Decisions, Decisions

Your legacy is built one decision at a time.-2

 

One of my favorite sayings, and the title of one of my favorite books, is “Die Empty” (written by Todd Henry). (I have even had a bracelet made with this saying to remind me of my desire to “die empty” when it’s my time). This post isn’t about dying but about this quote from the book  – “Your Legacy is Built One Decision at a Time.” These decisions, which determine our legacy, are made by safety professionals everyday.

You walk by a guy teetering on the top of a metal ladder, in front of a closed door, holding a drill and oh wait  – it’s starting to rain – Do you say something?  Or do you walk on by?

You are riding a bus or train with co-workers and someone starts to berate someone in your group of the opposite sex or of a different religion or political viewpoint than that of the rest of the group. Do you step in or step away?
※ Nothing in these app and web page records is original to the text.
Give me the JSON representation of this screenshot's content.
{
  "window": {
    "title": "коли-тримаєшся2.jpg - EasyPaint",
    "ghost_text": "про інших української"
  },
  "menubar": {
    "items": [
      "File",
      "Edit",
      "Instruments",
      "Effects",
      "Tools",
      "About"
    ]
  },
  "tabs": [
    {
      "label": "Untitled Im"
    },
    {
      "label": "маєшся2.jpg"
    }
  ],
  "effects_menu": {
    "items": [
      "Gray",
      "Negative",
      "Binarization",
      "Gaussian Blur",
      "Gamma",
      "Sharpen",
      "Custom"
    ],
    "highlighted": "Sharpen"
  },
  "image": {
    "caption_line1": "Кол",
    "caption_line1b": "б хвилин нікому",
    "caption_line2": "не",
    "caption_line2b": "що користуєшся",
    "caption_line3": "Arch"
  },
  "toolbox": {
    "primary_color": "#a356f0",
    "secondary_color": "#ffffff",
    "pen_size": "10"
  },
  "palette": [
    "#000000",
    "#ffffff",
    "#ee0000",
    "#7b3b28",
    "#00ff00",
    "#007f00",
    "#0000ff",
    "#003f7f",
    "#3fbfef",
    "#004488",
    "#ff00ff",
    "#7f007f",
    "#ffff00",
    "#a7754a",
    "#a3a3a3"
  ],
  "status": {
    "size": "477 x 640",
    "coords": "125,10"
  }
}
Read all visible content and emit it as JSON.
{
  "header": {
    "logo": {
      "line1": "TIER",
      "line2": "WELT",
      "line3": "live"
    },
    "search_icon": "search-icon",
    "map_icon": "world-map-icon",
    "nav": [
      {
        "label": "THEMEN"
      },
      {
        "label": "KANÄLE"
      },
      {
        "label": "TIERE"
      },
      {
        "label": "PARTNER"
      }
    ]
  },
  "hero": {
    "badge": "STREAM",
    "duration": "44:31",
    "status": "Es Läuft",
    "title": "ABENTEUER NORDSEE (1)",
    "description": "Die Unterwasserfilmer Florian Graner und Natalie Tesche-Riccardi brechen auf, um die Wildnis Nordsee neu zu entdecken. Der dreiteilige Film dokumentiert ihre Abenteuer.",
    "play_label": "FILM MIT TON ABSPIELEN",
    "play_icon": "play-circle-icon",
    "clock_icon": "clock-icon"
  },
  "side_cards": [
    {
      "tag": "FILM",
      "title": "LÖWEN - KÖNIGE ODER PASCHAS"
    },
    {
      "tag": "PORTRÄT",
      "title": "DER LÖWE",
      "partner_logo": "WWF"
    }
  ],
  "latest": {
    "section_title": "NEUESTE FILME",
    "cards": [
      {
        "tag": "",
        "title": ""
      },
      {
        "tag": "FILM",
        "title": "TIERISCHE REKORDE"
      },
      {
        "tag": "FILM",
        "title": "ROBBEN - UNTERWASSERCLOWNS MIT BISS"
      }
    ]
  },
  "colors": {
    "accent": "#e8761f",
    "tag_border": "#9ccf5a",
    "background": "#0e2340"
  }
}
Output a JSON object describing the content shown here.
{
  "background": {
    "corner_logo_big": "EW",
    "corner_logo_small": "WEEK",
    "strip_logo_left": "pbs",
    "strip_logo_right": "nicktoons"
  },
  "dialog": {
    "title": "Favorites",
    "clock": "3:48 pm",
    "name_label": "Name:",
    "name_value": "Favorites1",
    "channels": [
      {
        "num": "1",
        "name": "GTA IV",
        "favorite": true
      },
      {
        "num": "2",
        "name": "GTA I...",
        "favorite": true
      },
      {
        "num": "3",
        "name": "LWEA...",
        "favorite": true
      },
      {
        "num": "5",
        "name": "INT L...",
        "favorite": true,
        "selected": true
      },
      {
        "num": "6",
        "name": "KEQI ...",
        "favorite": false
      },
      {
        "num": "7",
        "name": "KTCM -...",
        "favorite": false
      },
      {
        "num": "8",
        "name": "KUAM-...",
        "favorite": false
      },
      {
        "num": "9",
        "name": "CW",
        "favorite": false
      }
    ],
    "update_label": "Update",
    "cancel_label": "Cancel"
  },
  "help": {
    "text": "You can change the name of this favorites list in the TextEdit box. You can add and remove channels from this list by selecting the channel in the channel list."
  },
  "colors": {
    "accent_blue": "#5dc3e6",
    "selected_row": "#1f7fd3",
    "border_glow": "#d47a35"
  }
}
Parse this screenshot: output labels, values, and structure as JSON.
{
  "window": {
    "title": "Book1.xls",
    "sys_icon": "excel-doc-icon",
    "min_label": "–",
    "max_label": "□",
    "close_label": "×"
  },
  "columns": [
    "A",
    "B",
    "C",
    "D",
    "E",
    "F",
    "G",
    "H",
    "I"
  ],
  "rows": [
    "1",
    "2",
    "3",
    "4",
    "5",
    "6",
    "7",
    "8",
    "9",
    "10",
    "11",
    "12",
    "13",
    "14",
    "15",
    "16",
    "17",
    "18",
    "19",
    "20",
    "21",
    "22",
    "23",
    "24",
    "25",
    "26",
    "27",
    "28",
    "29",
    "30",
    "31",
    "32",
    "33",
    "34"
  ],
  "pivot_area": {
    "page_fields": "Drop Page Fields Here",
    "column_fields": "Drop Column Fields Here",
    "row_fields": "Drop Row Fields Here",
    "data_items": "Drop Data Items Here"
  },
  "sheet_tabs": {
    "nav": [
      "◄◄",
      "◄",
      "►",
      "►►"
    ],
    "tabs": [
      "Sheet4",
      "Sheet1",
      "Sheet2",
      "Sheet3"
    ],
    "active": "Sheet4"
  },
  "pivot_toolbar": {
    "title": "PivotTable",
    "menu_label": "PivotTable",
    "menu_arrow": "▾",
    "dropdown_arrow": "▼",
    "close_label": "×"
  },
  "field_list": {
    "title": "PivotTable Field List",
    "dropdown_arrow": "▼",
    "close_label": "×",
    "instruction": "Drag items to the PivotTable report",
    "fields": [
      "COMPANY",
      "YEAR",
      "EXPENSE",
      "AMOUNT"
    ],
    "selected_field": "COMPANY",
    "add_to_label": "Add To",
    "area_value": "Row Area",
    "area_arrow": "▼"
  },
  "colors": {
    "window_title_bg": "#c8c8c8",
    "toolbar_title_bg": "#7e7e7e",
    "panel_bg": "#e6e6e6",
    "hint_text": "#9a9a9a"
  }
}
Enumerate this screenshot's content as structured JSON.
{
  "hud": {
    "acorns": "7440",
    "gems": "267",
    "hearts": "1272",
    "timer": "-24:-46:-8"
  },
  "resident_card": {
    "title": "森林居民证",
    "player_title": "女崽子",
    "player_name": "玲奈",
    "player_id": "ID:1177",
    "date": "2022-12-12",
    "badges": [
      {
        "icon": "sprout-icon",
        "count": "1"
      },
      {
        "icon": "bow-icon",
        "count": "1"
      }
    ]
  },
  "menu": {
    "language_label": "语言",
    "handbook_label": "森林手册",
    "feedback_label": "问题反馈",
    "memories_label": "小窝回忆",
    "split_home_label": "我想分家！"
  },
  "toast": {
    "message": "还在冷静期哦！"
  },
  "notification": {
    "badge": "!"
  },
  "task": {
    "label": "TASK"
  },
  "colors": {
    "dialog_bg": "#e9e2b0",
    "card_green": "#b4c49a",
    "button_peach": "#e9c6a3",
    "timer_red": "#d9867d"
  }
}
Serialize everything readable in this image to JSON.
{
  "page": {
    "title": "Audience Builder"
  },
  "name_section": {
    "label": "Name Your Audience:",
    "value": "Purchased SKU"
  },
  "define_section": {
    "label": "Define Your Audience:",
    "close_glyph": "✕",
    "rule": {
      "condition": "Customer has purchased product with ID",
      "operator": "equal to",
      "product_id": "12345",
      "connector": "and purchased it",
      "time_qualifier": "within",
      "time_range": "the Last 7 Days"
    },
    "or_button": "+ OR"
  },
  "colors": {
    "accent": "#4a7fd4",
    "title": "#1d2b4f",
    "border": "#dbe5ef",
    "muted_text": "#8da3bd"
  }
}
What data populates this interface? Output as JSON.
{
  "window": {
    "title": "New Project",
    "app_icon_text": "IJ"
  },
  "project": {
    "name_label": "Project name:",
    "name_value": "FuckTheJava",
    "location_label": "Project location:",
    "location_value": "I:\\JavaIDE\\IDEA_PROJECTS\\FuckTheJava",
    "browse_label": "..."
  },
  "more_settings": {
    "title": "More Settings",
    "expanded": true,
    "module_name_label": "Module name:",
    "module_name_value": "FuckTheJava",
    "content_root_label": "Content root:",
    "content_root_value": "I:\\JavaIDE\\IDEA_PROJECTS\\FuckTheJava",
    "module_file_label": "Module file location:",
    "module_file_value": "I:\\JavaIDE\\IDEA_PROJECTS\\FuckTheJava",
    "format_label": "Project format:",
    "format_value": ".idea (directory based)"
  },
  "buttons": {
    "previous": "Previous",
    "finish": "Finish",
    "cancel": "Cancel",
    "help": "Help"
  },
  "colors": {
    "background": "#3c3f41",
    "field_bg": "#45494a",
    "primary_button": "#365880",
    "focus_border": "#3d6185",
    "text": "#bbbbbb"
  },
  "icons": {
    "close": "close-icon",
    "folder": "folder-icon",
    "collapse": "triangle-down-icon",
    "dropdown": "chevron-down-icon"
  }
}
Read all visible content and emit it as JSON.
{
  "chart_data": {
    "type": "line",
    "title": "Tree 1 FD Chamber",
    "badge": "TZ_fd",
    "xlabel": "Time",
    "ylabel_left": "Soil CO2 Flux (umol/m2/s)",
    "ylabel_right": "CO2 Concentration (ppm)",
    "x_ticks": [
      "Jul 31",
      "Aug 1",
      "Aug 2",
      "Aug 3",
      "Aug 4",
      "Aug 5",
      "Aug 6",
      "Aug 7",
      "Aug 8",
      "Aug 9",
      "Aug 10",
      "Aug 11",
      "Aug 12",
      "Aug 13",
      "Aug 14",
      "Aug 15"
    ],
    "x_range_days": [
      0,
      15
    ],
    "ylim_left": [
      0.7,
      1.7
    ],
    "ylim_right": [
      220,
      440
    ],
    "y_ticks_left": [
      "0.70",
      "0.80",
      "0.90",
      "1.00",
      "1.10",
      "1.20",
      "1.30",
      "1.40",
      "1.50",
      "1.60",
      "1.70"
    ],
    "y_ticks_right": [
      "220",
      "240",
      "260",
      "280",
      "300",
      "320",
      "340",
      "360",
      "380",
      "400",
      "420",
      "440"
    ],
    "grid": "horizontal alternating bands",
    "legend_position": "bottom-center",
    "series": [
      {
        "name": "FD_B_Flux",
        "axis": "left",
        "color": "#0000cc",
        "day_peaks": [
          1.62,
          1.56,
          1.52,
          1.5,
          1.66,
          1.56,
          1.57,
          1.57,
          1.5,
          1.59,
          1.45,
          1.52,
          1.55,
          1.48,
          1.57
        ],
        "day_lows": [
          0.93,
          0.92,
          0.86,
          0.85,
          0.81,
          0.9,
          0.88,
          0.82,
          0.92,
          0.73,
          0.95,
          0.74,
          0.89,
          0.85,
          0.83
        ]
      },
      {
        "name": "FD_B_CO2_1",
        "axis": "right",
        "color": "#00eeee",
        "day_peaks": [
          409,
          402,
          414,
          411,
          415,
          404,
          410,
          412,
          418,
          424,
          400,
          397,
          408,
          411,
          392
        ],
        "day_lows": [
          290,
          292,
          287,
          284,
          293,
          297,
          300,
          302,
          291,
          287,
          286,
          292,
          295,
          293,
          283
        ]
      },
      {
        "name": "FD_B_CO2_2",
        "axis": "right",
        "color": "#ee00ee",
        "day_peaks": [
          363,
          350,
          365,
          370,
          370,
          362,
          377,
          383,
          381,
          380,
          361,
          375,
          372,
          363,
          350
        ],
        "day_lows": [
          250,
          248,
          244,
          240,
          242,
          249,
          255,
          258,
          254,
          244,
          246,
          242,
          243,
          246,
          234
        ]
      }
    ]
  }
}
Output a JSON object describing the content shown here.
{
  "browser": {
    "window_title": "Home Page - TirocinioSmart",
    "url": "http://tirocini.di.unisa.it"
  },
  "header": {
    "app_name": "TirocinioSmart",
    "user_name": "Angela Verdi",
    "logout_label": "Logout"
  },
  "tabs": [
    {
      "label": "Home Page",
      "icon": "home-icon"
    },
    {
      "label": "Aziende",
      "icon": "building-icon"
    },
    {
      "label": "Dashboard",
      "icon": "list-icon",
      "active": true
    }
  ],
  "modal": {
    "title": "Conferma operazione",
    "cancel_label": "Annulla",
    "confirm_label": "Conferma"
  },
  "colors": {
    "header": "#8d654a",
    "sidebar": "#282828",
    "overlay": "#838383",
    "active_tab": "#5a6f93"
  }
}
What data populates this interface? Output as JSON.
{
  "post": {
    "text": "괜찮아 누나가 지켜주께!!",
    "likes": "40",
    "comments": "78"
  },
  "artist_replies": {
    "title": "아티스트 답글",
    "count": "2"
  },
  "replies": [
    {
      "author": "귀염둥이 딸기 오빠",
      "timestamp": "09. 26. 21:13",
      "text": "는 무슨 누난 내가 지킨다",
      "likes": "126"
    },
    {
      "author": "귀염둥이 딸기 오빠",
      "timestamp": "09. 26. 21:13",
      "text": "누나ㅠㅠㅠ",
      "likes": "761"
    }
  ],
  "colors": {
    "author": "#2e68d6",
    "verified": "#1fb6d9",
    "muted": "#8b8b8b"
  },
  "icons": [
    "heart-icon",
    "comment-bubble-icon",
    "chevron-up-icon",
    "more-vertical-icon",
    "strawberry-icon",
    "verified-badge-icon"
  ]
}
You are the passenger in an Uber or Lyft and the driver is texting while driving while trying to follow the GPS and get through traffic. Do you say something or keep quiet?

In some of these situations only you will know what decision you made and in others, your actions will be very public. You may think no one notices but every decision will form your legacy. Will people remember you as a safety professional who truly cares about others or someone who “practices” safety only when it’s convenient?

What decisions will you make today that will be your legacy?

 

 

 

Chunk-It

chunking.png
One way athletes are often taught to learn a new skill is by breaking it down into small chunks and then perfecting each of these steps.  In The Little Book of Talent, Daniel Coyle writes “Chunks are to skill what letters of the alphabet are to language. Alone, each is nearly useless, but when combined into bigger chunks (words), and … combined into still bigger things (sentences, paragraphs), they can build something complex and beautiful.”

Chunking is one way to help trainees to remember more. (See my earlier post on “Reducing” for more). If you are training a class how to do something, think about how you could break down (chunk) each part of the act and focus on each step separately. Let’s take an easy example – how to use a fire extinguisher (from OSHA’s website)

The first step shown is to select the appropriate screenshot_513.png

To chunk down this instruction, you could concentrate on the 4 steps listed as separate training “chunks.”

Pull the Pin – Can you set up a situation where trainees get to actually break the tamper seal and pull the pin? Is there anything else you assume they should know – or anything that you believe to be “common sense” but might need special reinforcement?

Aim – Can you do a demonstration that shows what happens when you aim at the base and when you aim elsewhere?  Can the trainees practice? How far away should you stand? What is a realistic situation for a workplace fire in your facility? It most certainly won’t look like the bonfire shown in the OSHA image. Will it be in a trashcan? If so, how do you aim at the base if you can’t see the base? When should a trainee attempt to put the fire out with the extinguisher and  when should they leave the area? (that question gives me an idea for a new training activity  – let me know if you want to see what I come up with). Think how you can break this step down to make the training as specific, realistic and applicable to the trainees’ work environment as possible.

Squeeze  – How hard does the handle need to be squeezed? How long? What if someone doesn’t have great hand strength? Do you need to squeeze fast or slow? Do you fingers go on top or bottom of the handle? What happens with it begins discharging? Is it easier or more difficult to squeeze the handle? What if they are wearing gloves? Is it more difficult? Can you have the trainees practice?

Sweep – How long and how fast do you sweep from side to side? How long will the extinguisher last? How will you know how long it will last before you use it? What should you do if the extinguisher runs out before the fire is out?  If the fire appears out, how long do you need to watch it? Should you throw water on it or do anything else after the fire is gone?

Do you get the idea? Each step in a relatively simple set of instructions can be broken down into a mini-topic. If you can’t see trainees face-to-face on consecutive days or weeks to cover each mini-topic (while referencing what was previous learned) maybe you could send out for emails or text messages with each focusing on one of the steps.

Four simple steps might seem just like four simple steps but as you can see by the random questions each step generated above, there could be a lot of questions zooming around your trainees head. If you don’t talk about actual fire possibilities in your workplace and specific conditions and challenges that might come with those fires, the training information will not stick so with every chunk you are able to create, make sure to integrate the real-world information your trainees need to know.